In what feels like an anti-climactic end to an incredible story, the Ever Given – the boat that broke the internet when it blocked the Suez Canal back in March – has finally docked at Felixstowe, England, with its cargo from the Far East – a full four months after it was scheduled to arrive.
It was one of those great black swan events that kept many of us enthralled for days, but what can this whole event teach us about supply chain resilience? Billions of pixels of digital news have been used to describe how supply chains need to understand the macro picture, like shipping delays and supply impacts. Today, I want to focus on the micro. I want to follow the ripples of the Suez Canal situation all the way to the UK high street.
In an earlier blog, I wrote about volatile customer demand and how a modern machine learning forecasting algorithm needs to account for uncertainty. To re-cap, the Blue Yonder demand forecasting service looks for relationships between influencing factors, such as weather, price, and season, rather than attempting to layer on top of a demand forecast based on historical sales. That is the key to understanding uncertainty and driving better forecast accuracy. Now that the Ever Given’s cargo has finally landed in the UK, there is a lot of uncertainty about to disembark.

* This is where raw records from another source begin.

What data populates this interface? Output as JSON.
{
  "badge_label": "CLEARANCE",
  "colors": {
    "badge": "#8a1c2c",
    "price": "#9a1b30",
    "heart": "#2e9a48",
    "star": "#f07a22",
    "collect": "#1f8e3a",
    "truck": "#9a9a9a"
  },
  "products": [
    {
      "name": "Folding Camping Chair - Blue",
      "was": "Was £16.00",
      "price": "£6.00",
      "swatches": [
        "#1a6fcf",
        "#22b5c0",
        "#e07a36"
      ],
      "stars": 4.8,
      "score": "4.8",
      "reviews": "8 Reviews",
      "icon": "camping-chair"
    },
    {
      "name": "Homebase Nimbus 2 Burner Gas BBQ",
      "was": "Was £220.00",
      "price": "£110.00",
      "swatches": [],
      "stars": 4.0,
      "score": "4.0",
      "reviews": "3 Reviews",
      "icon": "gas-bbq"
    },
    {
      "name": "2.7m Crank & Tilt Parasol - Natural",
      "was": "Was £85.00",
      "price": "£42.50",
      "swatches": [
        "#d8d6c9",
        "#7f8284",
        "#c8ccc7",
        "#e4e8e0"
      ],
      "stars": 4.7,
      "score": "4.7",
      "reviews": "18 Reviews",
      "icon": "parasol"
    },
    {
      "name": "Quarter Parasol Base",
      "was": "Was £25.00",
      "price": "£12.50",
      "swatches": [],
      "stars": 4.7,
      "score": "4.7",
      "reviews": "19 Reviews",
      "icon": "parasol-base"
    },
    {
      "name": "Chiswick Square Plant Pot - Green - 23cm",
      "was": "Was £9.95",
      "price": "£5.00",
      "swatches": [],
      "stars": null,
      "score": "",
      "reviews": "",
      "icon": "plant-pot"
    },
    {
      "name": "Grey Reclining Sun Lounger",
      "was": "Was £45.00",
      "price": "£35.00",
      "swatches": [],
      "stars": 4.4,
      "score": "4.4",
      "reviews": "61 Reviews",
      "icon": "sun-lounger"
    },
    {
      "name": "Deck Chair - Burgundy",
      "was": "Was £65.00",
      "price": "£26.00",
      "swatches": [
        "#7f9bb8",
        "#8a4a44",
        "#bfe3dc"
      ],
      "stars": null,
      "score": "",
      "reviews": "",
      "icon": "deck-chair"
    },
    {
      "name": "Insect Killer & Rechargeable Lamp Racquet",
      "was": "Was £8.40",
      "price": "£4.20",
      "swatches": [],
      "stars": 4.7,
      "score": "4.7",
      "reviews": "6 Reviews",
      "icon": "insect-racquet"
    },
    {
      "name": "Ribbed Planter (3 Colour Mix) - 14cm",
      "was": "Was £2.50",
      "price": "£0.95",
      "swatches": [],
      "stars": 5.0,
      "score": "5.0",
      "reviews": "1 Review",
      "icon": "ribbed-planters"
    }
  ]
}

The Ever Given holds around 18,000 shipping containers containing a mix of perishables and non-perishables. The perishables will be destroyed, but many of the non-perishables will have been timed for start of spring. Some may go directly into UK market via discount retailers or re-directed to markets further afield. For what remains in the UK market, retailers are faced with inventory that is out of sync with the season. Couple this with the increased cost of shipping caused by the pandemic and you’ve got the perfect storm of tight margins, increasing prices and too much stock.

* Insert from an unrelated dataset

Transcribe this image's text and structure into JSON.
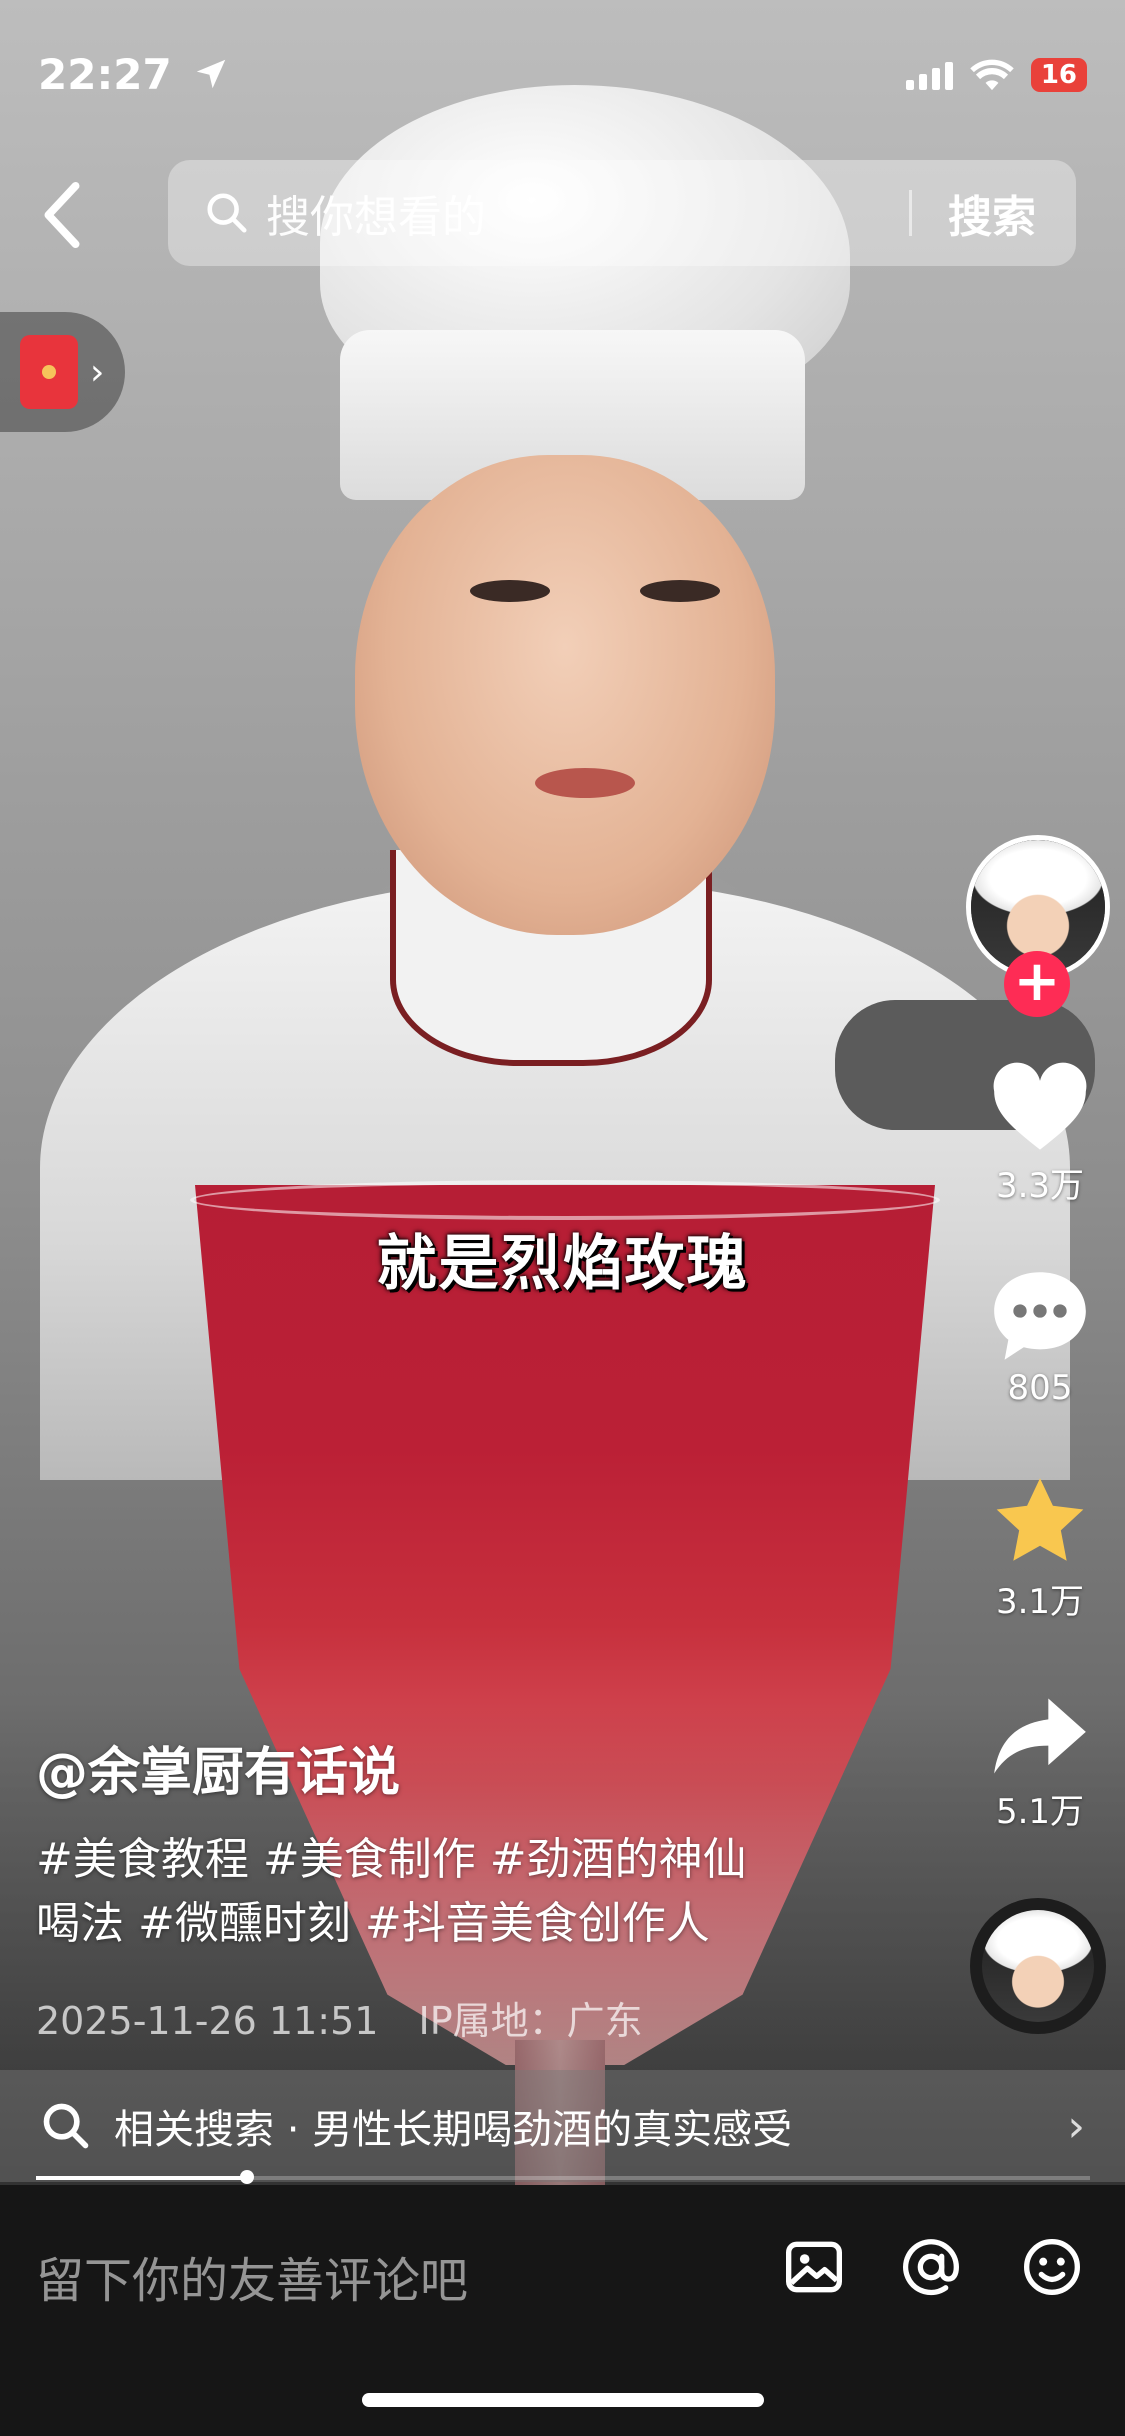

Based on historical data, we know that customer sensitivity to price change is not uniform, either geographically or across the year. A price change for T-shirts in mid-summer may not have the same effect on demand in spring, unless there’s also an unseasonal heatwave. The location of the store also plays a critical role in this relationship, with coastal stores typically seeing higher traffic during the summer.
This is far from a typical UK summer though. Temperatures have been hotter and drier in the north, while the south has recently seen storms. Meanwhile, with COVID-19 restrictions on travel and changing regulations, more people are staying at home for holidays.
Many of the items on the Ever Given were originally due to be sold at the end of spring. Seasonal items are typically discounted at the end of the season, but with higher shipping costs, increasing retail prices and potentially more local competition on the high street, you need to understand how your customers are likely to behave, while being ready to pivot when they surprise you by shifting purchases back to stores, or looking for outfits to hit the town again.
Blue Yonder Forecasts Better
Blue Yonder can help automate your demand forecasting with its granular, proprietary forecasting service designed to self-learn trends at local levels and dynamically respond to the crazy weather or changing store patterns from the stay-cation craze of 2021. A demand forecast that understands complex uncertainty but simplify human control can help build better allocations, improve resourcing and ultimately feed into better pricing decisions. It will help your business teams navigate the uncertainty that surrounds us every day, and lead to improved business KPIs.
Black swan events like the Suez Canal blockage will always occur, and tools like Luminate Control Tower can help us better manage them. We cannot reasonably predict black swans, nor can we learn anything meaningful from them for future forecasts. It is the daily uncertainty that we need to manage; and if the management of day-to-day disruption is automated, planners should have more time to deal with the black swan events when they occur.
Like the slow progress of the Ever Given out of the Suez Canal, the effects of uncertainty can take a long time to manifest in the market. With the lived human experience of pandemics in short supply, highly intelligent and automated demand forecasts are the critical foundation of a resilient supply chain. Major shocks get most of the attention, but markets are uncertain every day. Sometimes because of weather, sometimes because of price, generally because of the combination of all the factors operating together in a connected network at the local level.
If the future of retailing continues to be uncertain, the heart of your supply chain needs to do more than cope. It needs to thrive by embracing uncertainty. Blue Yonder’s unique approach has been designed to deliver the supply chain of tomorrow. Please contact us if you’d like to discuss how we can help transform your business.